Data extract: Begin

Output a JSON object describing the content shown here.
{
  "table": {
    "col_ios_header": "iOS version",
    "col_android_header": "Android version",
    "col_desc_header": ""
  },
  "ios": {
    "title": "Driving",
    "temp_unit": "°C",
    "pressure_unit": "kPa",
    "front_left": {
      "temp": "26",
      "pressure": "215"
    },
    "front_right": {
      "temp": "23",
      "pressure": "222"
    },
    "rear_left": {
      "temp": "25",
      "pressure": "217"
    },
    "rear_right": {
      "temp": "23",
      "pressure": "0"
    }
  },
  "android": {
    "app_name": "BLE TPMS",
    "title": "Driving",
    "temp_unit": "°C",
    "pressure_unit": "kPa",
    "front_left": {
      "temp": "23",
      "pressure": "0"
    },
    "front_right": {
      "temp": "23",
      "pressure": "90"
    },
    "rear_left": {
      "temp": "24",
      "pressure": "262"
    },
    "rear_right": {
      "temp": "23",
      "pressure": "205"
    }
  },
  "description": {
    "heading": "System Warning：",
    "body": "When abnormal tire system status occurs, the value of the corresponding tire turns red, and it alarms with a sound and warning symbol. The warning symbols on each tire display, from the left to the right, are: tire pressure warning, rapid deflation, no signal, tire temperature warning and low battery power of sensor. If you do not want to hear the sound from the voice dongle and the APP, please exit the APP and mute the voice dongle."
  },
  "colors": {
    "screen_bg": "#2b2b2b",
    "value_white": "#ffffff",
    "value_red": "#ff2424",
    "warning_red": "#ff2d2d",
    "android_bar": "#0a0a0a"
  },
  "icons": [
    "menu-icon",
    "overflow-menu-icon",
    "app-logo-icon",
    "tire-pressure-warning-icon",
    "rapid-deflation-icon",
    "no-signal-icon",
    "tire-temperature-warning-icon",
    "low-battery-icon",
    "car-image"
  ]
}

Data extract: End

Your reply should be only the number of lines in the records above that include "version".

2